About a week ago my morning fasting BG was a whopping 118; I couldn’t believe it. Thinking that it must have been a bad strip or a glitch of sorts, I rechecked and it was about the same. Ditto for the postprandial BG that I usually don’t check.
I was baffled. How come? C’mon now, I didn’t eat anything I wasn’t supposed to. I didn’t do absolutely anything to cause this. Where did this come from? In an instant I could foresee diabetes meds in my near future. Oh no, not me.

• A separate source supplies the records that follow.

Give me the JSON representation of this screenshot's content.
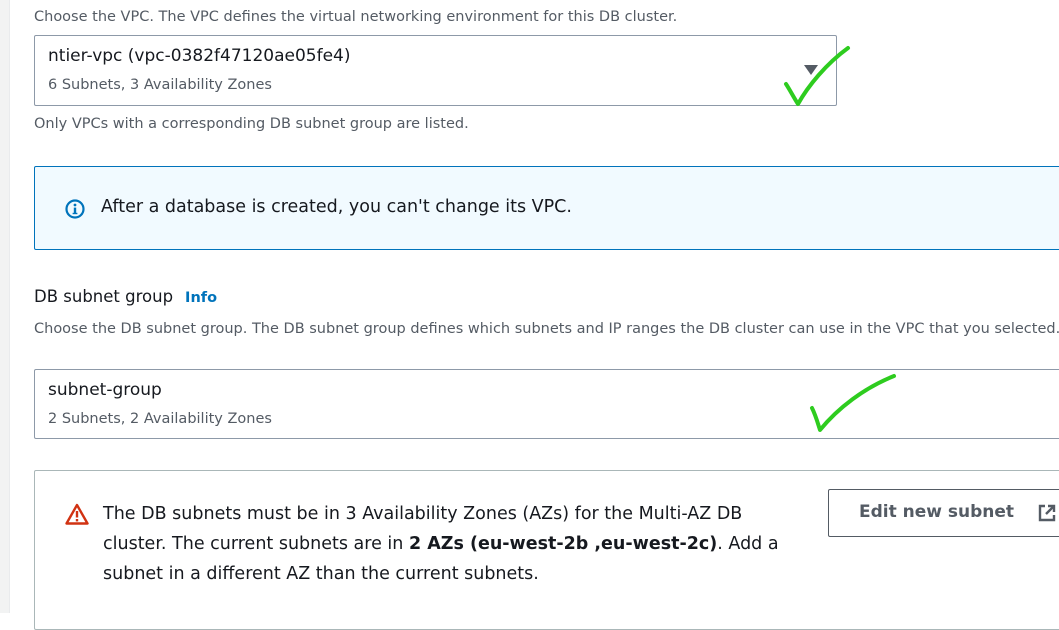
{
  "vpc": {
    "description": "Choose the VPC. The VPC defines the virtual networking environment for this DB cluster.",
    "selected_value": "ntier-vpc (vpc-0382f47120ae05fe4)",
    "selected_detail": "6 Subnets, 3 Availability Zones",
    "constraint": "Only VPCs with a corresponding DB subnet group are listed."
  },
  "info_alert": {
    "icon": "info-circle-icon",
    "text": "After a database is created, you can't change its VPC."
  },
  "subnet_group": {
    "label": "DB subnet group",
    "info_link": "Info",
    "description": "Choose the DB subnet group. The DB subnet group defines which subnets and IP ranges the DB cluster can use in the VPC that you selected.",
    "selected_value": "subnet-group",
    "selected_detail": "2 Subnets, 2 Availability Zones"
  },
  "warning_alert": {
    "icon": "warning-triangle-icon",
    "text_before": "The DB subnets must be in 3 Availability Zones (AZs) for the Multi-AZ DB cluster. The current subnets are in ",
    "text_bold": "2 AZs (eu-west-2b ,eu-west-2c)",
    "text_after": ". Add a subnet in a different AZ than the current subnets.",
    "button_label": "Edit new subnet",
    "button_icon": "external-link-icon"
  },
  "colors": {
    "info_border": "#0073bb",
    "info_background": "#f1faff",
    "warning_icon": "#d13212",
    "link": "#0073bb",
    "annotation_check": "#2ecc1f"
  }
}
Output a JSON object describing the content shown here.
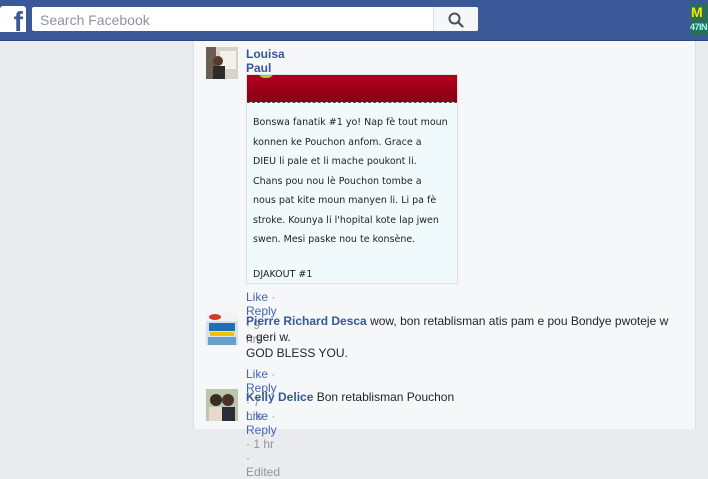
{
  "header": {
    "logo_letter": "f",
    "search_placeholder": "Search Facebook",
    "profile_badge_top": "M",
    "profile_badge_bottom": "47IN"
  },
  "comments": [
    {
      "author": "Louisa Paul",
      "attachment_lines": [
        "Bonswa fanatik #1 yo! Nap fè tout moun",
        "konnen ke Pouchon anfom. Grace a",
        "DIEU li pale et li mache poukont li.",
        "Chans pou nou lè Pouchon tombe a",
        "nous pat kite moun manyen li.  Li pa fè",
        "stroke. Kounya li l'hopital kote lap jwen",
        "swen. Mesi paske nou te konsène."
      ],
      "attachment_signature": "DJAKOUT #1",
      "like": "Like",
      "reply": "Reply",
      "sep": "·",
      "time": "9 hrs"
    },
    {
      "author": "Pierre Richard Desca",
      "text_line1": "wow, bon retablisman atis pam e pou Bondye pwoteje w",
      "text_line2": "e geri w.",
      "text_line3": "GOD BLESS YOU.",
      "like": "Like",
      "reply": "Reply",
      "sep": "·",
      "time": "7 hrs"
    },
    {
      "author": "Kelly Delice",
      "text_line1": "Bon retablisman Pouchon",
      "like": "Like",
      "reply": "Reply",
      "sep": "·",
      "time": "1 hr",
      "edited": "Edited"
    }
  ],
  "colors": {
    "topbar": "#3b5998",
    "link": "#365899",
    "meta": "#90949c"
  }
}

I turned to the internet and after a bit of googling found out that it could be the cold weather to blame. A number of websites including Healthline report a higher A1C as well as more people diagnosed with diabetes in the colder months. What’s more, diabetes is more common in European countries that in say, Africa or South America, because it’s colder up north in Europe. And there is a reason for it. It all has to do with the brown fat and adaptation to cold.
Back in the prehistoric days, says Healthline, our ancestors lived in constant freezing temperatures. For that reason, they had lots of brown fat so they could have become insulin resistant to raise blood sugar as well as raise the freezing point of their bodies, while at the same time giving their brown fat plenty of fuel to keep them warm. As brown fat plays a role in glucose control, their BG levels never reached critical levels, so they were able to survive.
Now this starts making sense. I knew it wasn’t me, I just knew it. And now turns out that it was the cold weather to blame.
In the next day when the weather warmed up a bit, my fasting number was 105. And then a 100.
That’s more like it. I don’t check my fasting BG every day. I do it about once or twice a week. Looking back at my records, I noticed that the numbers in the winter time are around 100, while at summer they are typically in the mid 90s.
Oh well. You live and learn.